Programmable logic, and in particular field-programmable gate arrays (FPGAs), is a topic that has frequently come up at OSHUG meetings, both in informal discussion and in presentations (see use of FPGAs in projects covered at OSHUG #5 & OSHUG #8).
This is a particularly exciting technology in the context of open source hardware, as it presents an opportunity to realise performance gains approaching those that are associated with custom silicon – an Application-Specific Integrated Circuit (ASIC) - albeit without the enormous foundry start-up costs which make this largely the reserve of major industry. Furthermore, the design artefacts lend themselves to collaborative development and can be handled in a manner similar to that employed with the source code to computer software.
At the ninth OSHUG meeting we will be given an introduction to programmable logic and the associated development cycle, we'll hear about applications in computer conservation, and we will learn about open source chip design, the OpenCores community and the MIPS-like OpenRISC 1000 CPU.
A Brief Introduction to Programmable Logic
Programmable Logic Devices - mainly FPGAs – are frequently utilised in high speed and computationally intensive applications, and with modern devices containing several million transistors and many gigabits/second of connectivity they are becoming increasingly popular in the race to achieve exascale computing power.
But what does this all mean and how can FPGAs achieve this processing power? How do they differ from the good old CPUs we have in our everyday computers?
In essence, an FPGA is a device that contains configurable blocks of logic along with flexible interconnect between these blocks. They can be configured to contain exactly and only those operations that appear in the algorithms employed in a particular application, which can potentially give them quite a bit of an advantage in terms of throughput and efficiency when compared to static instruction set processors such as a traditional x86 CPU.
In this short introductory talk we will cover the basics of programmable logic devices and talk about the design, synthesis, simulation, implementation and programming cycles associated with FPGA projects.
Omer Kilic is a research student at the University of Kent working on dynamically reconfigurable architectures and embedded systems. When he is not busy working on his PhD project (a reconfigurable heterogeneous computing framework) or running lab classes, he enjoys tinkering and drinking good beer.

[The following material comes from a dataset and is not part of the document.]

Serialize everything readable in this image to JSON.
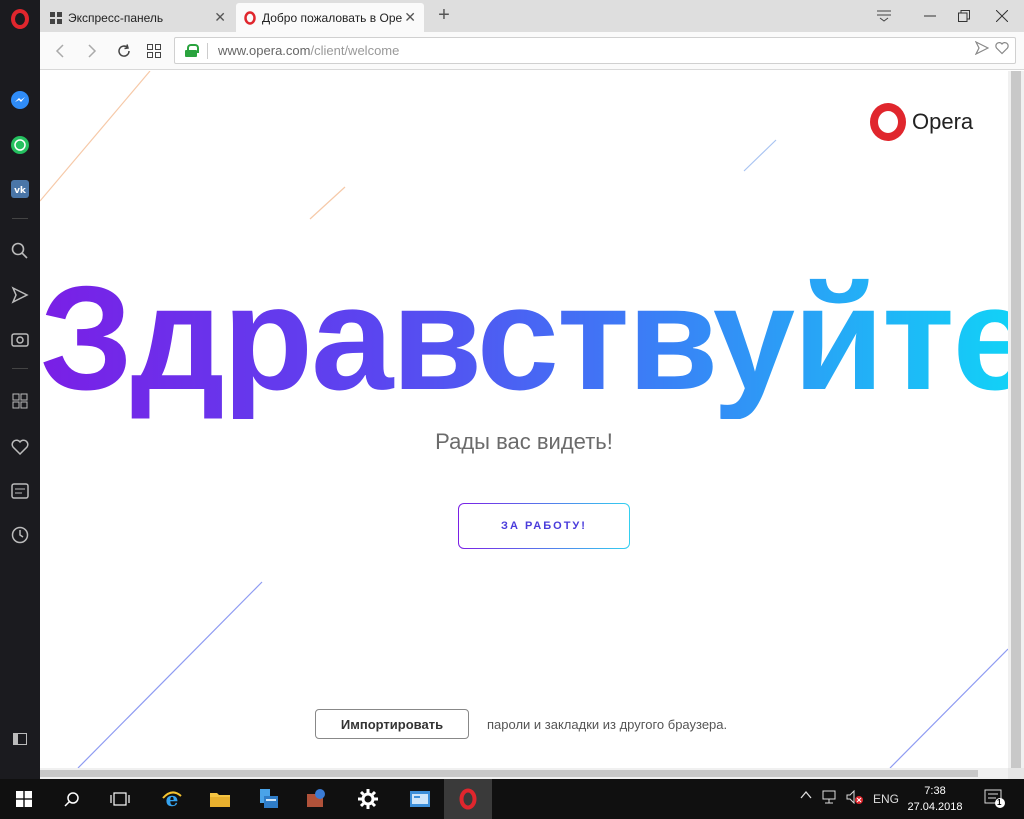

Computer Conservation with FPGAs
Having acquired an IBM System/360 Model 30 mainframe whilst he was at university, Lawrence Wilkinson brought it back to life, then abandoned it when the rent and power costs became a drain, and has since felt very guilty. As they became obsolete in the early 1970s, very few IBM System/360s now exist in running order. To make amends he embarked on a project of re-creating the Model 30 as a gate-level simulation, using the original circuits and microcode. While the software-based Hercules emulator is available to run all 360 and 370 software, Lawrence's programmable logic-based solution faithfully replicates the Model 30 with its limited storage and I/O capability, and provides a front panel interface. The basic CPU is implemented in a Xilinx S3 FPGA and the VHDL is available for download under the GPL. Development of the project continues with the further addition of storage and I/O devices.

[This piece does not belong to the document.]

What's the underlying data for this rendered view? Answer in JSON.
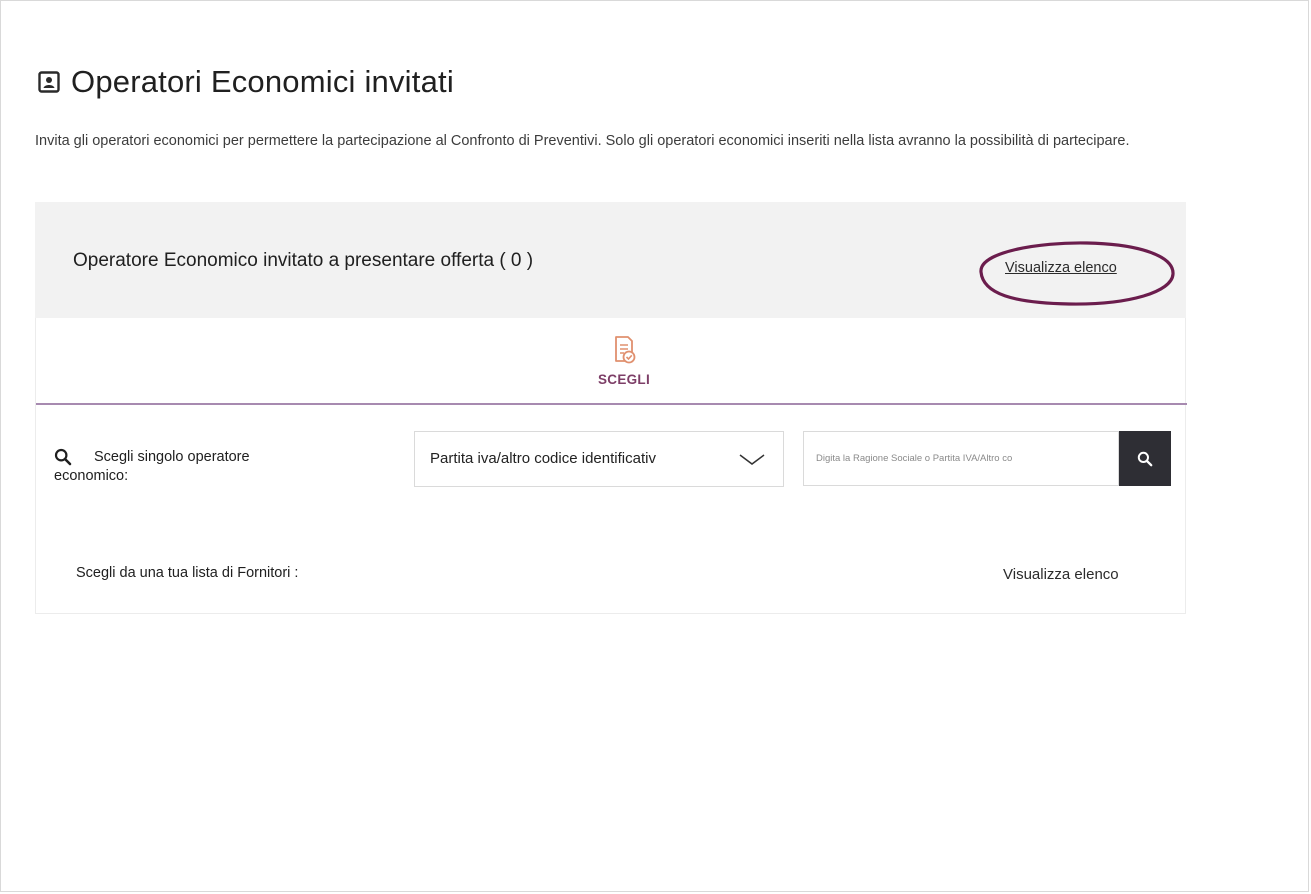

Lawrence Wilkinson started out as an Electrical and Electronic Engineer in Auckland in the 1980s, transmogrified into an IT and Accounting support person in the late 80s, then went back to hardware and low-level software upon moving to England in the mid 90s. Eventually ending up with the new BAR Formula 1 team, he spent a few years writing and supporting on-car control software, won the World Championship with Brawn Grand Prix in 2009, and currently supports various factory test systems for Mercedes-Benz Grand Prix in Northamptonshire.
OpenCores, Chip Design and the OpenRISC 1000
Opencores dates back to 1999 as a forum for open source chip designs, primarily intended for FPGA, but also used in ASIC. It now hosts several hundred designs, and has over 100,000 registered users world wide.
This talk will look at what is involved in putting together an open source chip design. In particular the licensing issues represent a challenge, with standard F/OSS licenses having serious weaknesses when it comes to licensing hardware.
It will finish with an overview of OpenCores' flagship project, the OpenRISC 1000. This is a 32-bit MIPS-like RISC processor, with a full reference SoC design. It comes with a GNU development tool chain, a number of RTOS ports and an up to date uClibc Linux kernel/BusyBox implementation. In recent years the entire front-end design flow has become open source, as open source electronic design automation (EDA) tools have become available. It has now reached the stage of maturity where some of its development is by commercially funded engineers, as well as a large community of volunteers.
Dr Jeremy Bennett is Chief Executive of Embecosm Limited. Embecosmi provides open source services, tools and models to facilitate embedded software development with complex systems-on chip. He spends two days a month working as the Embedded Systems Champion for the Electronics, Sensors and Photonics KTN, which seeks to improve the flow of knowledge between academia and industry. He can be contacted via firstname.lastname@example.org.
Note: Please aim to arrive for 18:00 - 18:20 as the event will start at 18:30 prompt.